**Website and app data records:**
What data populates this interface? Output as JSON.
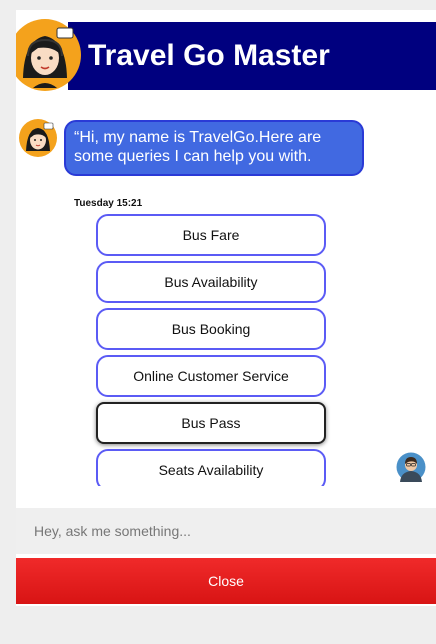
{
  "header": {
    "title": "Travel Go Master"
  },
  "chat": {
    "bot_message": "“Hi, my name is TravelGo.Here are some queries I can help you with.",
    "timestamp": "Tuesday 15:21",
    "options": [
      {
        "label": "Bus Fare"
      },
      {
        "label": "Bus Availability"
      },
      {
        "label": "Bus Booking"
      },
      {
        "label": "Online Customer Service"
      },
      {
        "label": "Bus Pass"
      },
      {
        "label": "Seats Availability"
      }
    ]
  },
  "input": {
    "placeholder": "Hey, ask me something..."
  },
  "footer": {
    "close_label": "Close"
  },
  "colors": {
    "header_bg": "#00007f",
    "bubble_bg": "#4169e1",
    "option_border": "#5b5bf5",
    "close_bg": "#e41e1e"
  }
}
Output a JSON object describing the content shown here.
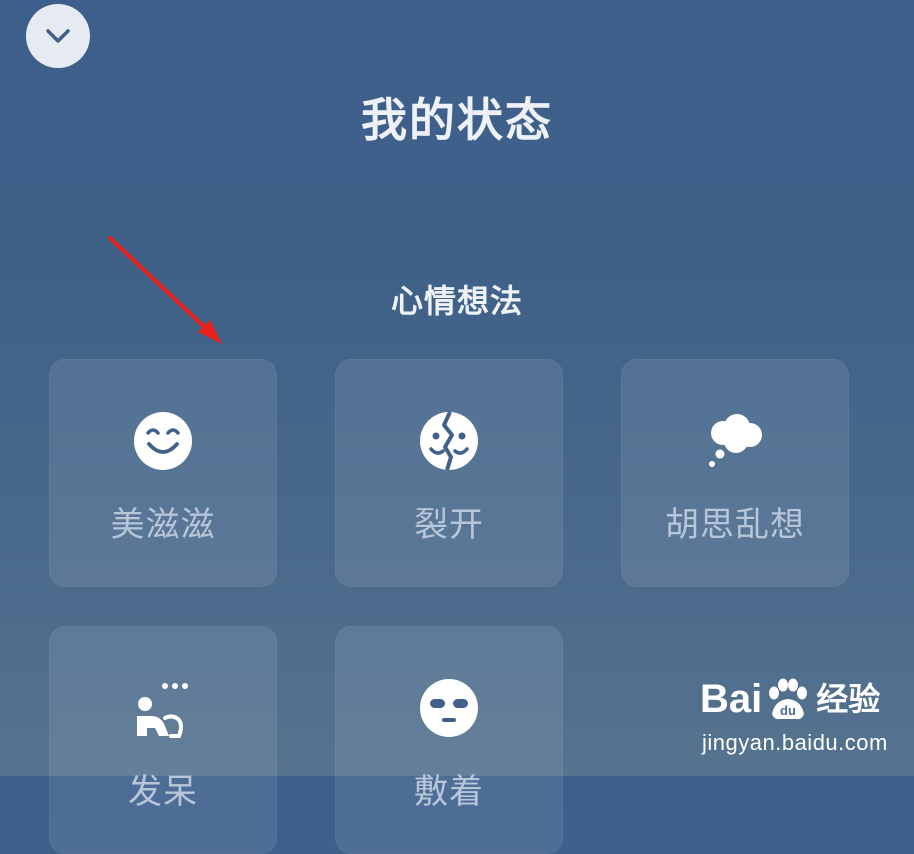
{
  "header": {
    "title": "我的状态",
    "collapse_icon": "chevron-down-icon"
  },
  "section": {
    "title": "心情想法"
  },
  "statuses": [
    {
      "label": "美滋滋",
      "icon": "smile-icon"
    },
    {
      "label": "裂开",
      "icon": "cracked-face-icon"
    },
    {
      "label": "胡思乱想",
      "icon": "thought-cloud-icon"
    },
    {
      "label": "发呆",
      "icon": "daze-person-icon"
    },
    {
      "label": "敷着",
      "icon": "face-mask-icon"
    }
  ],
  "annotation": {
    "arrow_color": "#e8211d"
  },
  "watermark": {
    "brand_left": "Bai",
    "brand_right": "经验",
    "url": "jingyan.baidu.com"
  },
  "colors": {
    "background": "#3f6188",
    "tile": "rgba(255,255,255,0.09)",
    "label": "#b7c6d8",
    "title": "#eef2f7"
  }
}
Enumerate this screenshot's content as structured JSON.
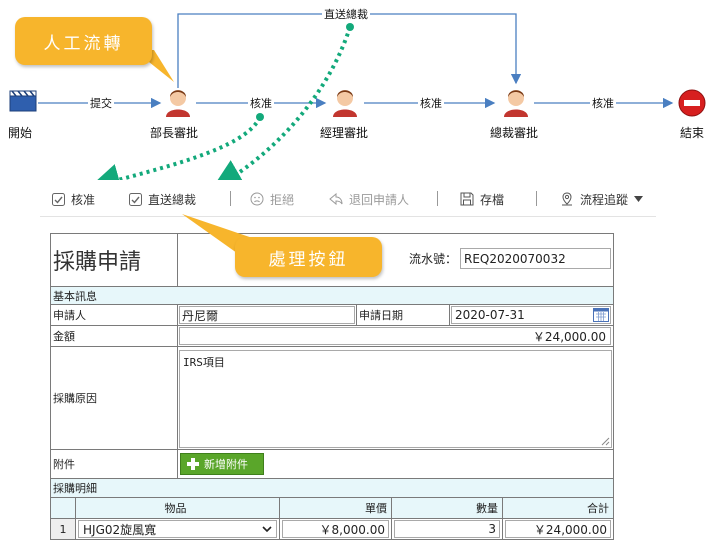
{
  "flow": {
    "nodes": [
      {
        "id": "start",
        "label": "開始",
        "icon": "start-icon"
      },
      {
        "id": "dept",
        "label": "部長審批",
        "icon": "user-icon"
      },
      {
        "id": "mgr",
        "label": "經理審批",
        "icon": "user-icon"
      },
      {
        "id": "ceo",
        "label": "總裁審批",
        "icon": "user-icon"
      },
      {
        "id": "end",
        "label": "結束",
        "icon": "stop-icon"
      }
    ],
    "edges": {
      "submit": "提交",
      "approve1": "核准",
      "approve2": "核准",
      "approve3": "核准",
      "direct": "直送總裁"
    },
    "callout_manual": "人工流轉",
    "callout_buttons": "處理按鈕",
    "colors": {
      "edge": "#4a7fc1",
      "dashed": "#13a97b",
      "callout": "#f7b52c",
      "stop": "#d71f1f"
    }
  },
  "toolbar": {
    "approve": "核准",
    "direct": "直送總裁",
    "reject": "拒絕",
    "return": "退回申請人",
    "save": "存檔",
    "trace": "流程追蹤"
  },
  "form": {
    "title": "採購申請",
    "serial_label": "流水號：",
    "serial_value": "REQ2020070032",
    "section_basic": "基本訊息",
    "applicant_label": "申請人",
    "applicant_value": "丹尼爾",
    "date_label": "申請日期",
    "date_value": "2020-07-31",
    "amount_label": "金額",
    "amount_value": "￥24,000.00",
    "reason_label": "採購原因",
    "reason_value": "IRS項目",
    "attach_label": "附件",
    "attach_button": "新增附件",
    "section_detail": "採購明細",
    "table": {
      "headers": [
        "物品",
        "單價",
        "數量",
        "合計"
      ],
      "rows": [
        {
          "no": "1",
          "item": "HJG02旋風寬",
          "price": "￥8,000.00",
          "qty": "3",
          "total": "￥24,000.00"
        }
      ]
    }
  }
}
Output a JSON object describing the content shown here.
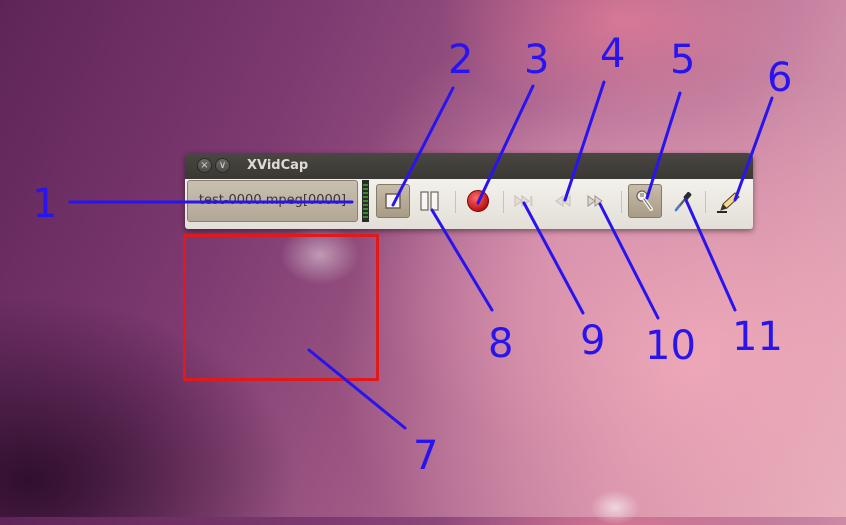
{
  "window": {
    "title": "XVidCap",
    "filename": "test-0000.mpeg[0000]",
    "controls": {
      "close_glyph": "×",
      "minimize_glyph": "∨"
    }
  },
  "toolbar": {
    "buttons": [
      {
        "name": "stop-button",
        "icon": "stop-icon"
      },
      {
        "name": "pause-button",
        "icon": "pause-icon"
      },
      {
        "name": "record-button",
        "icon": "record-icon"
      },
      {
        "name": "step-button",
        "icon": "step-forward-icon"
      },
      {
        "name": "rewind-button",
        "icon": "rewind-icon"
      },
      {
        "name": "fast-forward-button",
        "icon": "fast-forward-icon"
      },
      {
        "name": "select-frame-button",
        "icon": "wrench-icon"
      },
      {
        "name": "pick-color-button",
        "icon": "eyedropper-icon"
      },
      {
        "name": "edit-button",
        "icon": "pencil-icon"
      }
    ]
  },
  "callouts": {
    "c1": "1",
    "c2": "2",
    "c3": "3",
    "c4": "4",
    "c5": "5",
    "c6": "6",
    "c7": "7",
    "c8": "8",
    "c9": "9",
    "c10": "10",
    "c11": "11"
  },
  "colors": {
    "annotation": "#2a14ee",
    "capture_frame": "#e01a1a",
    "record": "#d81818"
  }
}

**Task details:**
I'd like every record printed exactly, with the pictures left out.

**Reply:**
What data populates this interface? Output as JSON.
{
  "header": {
    "title": "Travel Go Master"
  },
  "chat": {
    "bot_message": "“Hi, my name is TravelGo.Here are some queries I can help you with.",
    "timestamp": "Tuesday 15:21",
    "options": [
      {
        "label": "Bus Fare"
      },
      {
        "label": "Bus Availability"
      },
      {
        "label": "Bus Booking"
      },
      {
        "label": "Online Customer Service"
      },
      {
        "label": "Bus Pass"
      },
      {
        "label": "Seats Availability"
      }
    ]
  },
  "input": {
    "placeholder": "Hey, ask me something..."
  },
  "footer": {
    "close_label": "Close"
  },
  "colors": {
    "header_bg": "#00007f",
    "bubble_bg": "#4169e1",
    "option_border": "#5b5bf5",
    "close_bg": "#e41e1e"
  }
}
Output a JSON object describing the content shown here.
{
  "header": {
    "title": "我的状态",
    "collapse_icon": "chevron-down-icon"
  },
  "section": {
    "title": "心情想法"
  },
  "statuses": [
    {
      "label": "美滋滋",
      "icon": "smile-icon"
    },
    {
      "label": "裂开",
      "icon": "cracked-face-icon"
    },
    {
      "label": "胡思乱想",
      "icon": "thought-cloud-icon"
    },
    {
      "label": "发呆",
      "icon": "daze-person-icon"
    },
    {
      "label": "敷着",
      "icon": "face-mask-icon"
    }
  ],
  "annotation": {
    "arrow_color": "#e8211d"
  },
  "watermark": {
    "brand_left": "Bai",
    "brand_right": "经验",
    "url": "jingyan.baidu.com"
  },
  "colors": {
    "background": "#3f6188",
    "tile": "rgba(255,255,255,0.09)",
    "label": "#b7c6d8",
    "title": "#eef2f7"
  }
}
Enumerate this screenshot's content as structured JSON.
{
  "flow": {
    "nodes": [
      {
        "id": "start",
        "label": "開始",
        "icon": "start-icon"
      },
      {
        "id": "dept",
        "label": "部長審批",
        "icon": "user-icon"
      },
      {
        "id": "mgr",
        "label": "經理審批",
        "icon": "user-icon"
      },
      {
        "id": "ceo",
        "label": "總裁審批",
        "icon": "user-icon"
      },
      {
        "id": "end",
        "label": "結束",
        "icon": "stop-icon"
      }
    ],
    "edges": {
      "submit": "提交",
      "approve1": "核准",
      "approve2": "核准",
      "approve3": "核准",
      "direct": "直送總裁"
    },
    "callout_manual": "人工流轉",
    "callout_buttons": "處理按鈕",
    "colors": {
      "edge": "#4a7fc1",
      "dashed": "#13a97b",
      "callout": "#f7b52c",
      "stop": "#d71f1f"
    }
  },
  "toolbar": {
    "approve": "核准",
    "direct": "直送總裁",
    "reject": "拒絕",
    "return": "退回申請人",
    "save": "存檔",
    "trace": "流程追蹤"
  },
  "form": {
    "title": "採購申請",
    "serial_label": "流水號：",
    "serial_value": "REQ2020070032",
    "section_basic": "基本訊息",
    "applicant_label": "申請人",
    "applicant_value": "丹尼爾",
    "date_label": "申請日期",
    "date_value": "2020-07-31",
    "amount_label": "金額",
    "amount_value": "￥24,000.00",
    "reason_label": "採購原因",
    "reason_value": "IRS項目",
    "attach_label": "附件",
    "attach_button": "新增附件",
    "section_detail": "採購明細",
    "table": {
      "headers": [
        "物品",
        "單價",
        "數量",
        "合計"
      ],
      "rows": [
        {
          "no": "1",
          "item": "HJG02旋風寬",
          "price": "￥8,000.00",
          "qty": "3",
          "total": "￥24,000.00"
        }
      ]
    }
  }
}
Output a JSON object describing the content shown here.
{
  "window": {
    "title": "XVidCap",
    "filename": "test-0000.mpeg[0000]",
    "controls": {
      "close_glyph": "×",
      "minimize_glyph": "∨"
    }
  },
  "toolbar": {
    "buttons": [
      {
        "name": "stop-button",
        "icon": "stop-icon"
      },
      {
        "name": "pause-button",
        "icon": "pause-icon"
      },
      {
        "name": "record-button",
        "icon": "record-icon"
      },
      {
        "name": "step-button",
        "icon": "step-forward-icon"
      },
      {
        "name": "rewind-button",
        "icon": "rewind-icon"
      },
      {
        "name": "fast-forward-button",
        "icon": "fast-forward-icon"
      },
      {
        "name": "select-frame-button",
        "icon": "wrench-icon"
      },
      {
        "name": "pick-color-button",
        "icon": "eyedropper-icon"
      },
      {
        "name": "edit-button",
        "icon": "pencil-icon"
      }
    ]
  },
  "callouts": {
    "c1": "1",
    "c2": "2",
    "c3": "3",
    "c4": "4",
    "c5": "5",
    "c6": "6",
    "c7": "7",
    "c8": "8",
    "c9": "9",
    "c10": "10",
    "c11": "11"
  },
  "colors": {
    "annotation": "#2a14ee",
    "capture_frame": "#e01a1a",
    "record": "#d81818"
  }
}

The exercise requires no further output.